"It will be like that sometimes. At Pittsburgh I didn't have any deep balls. It was all short routes and trying to make it happen after the catch," Green said. "Some games will be like that. You've got to grind it out. The big shots will happen."
Somehow, he still managed to find 116 yards on 10 catches, only Cincinnati's fourth 100-yard receiving game against Pittsburgh in Marvin Lewis's 10 seasons.
"It didn't even feel like 116. My body was sore. That was probably the worst my body's felt," Green said. "That game was very physical and a long grind. But it felt good to come out with a win."
Like Green, Atkins has enjoyed two postseason berths in his brief career and he's been a big part of them. Some would say he should be in the discussion for NFL Defensive Player of the Year.
"J.J. Watt, Von Miller and Aldon Smith are tremendous players and I have to give them all the credit," Atkins said. "They deserve the national attention."
Atkins says it's too hard decide which one he'd cast his ballot, but he agrees they have an easier path to sacks.
"You usually get the grunt work and not 19 or 20 sacks," Atkins said of the life of a tackle. "They're playing more of a glamour position."

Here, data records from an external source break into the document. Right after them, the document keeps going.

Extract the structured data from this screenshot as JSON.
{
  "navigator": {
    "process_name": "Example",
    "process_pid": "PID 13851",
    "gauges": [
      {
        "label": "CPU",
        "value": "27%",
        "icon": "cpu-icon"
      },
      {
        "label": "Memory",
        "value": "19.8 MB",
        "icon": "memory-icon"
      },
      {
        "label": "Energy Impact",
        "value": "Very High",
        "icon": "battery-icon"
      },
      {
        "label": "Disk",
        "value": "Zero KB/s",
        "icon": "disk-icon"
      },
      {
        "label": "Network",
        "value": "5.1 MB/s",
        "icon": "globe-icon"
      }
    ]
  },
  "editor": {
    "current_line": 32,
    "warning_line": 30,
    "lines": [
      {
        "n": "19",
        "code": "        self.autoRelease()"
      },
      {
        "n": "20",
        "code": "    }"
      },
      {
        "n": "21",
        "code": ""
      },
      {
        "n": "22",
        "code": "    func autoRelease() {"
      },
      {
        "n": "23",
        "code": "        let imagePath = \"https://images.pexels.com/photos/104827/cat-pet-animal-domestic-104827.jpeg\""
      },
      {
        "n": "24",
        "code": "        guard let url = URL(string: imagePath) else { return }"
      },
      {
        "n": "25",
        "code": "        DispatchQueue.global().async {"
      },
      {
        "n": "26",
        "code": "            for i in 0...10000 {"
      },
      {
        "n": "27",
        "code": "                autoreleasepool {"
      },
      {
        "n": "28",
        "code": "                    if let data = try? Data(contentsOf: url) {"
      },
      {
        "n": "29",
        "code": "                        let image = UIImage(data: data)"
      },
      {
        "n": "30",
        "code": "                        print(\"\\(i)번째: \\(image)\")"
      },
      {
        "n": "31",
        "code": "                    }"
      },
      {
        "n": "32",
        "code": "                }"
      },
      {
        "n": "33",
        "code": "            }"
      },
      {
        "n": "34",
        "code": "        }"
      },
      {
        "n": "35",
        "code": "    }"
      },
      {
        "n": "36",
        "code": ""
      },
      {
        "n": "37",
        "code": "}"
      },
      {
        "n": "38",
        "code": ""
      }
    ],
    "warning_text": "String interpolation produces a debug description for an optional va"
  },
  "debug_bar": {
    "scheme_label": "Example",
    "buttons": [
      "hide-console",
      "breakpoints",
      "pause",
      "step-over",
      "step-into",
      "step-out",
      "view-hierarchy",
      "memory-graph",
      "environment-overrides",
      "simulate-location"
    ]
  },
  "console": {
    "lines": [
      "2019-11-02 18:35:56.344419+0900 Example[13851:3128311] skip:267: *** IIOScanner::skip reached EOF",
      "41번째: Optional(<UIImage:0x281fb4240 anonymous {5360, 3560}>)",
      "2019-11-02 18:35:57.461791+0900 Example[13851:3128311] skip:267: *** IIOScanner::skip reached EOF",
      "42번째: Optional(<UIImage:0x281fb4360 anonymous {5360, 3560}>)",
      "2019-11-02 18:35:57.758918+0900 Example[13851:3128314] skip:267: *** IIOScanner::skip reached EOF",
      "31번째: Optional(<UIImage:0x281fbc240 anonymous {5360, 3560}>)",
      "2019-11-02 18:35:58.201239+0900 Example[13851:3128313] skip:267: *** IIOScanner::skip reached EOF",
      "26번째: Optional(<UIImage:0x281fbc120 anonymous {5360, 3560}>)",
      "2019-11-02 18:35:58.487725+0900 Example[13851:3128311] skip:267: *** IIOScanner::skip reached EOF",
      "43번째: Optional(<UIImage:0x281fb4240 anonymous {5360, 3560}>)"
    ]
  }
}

But Atkins likes it just fine in the gaps. It's where he finds plenty of motivation.
"I want to get better and show the world that even though I am 6-1, 300 pounds I can still be the best," he said.
The Bengals G-Men seem to have already made their case.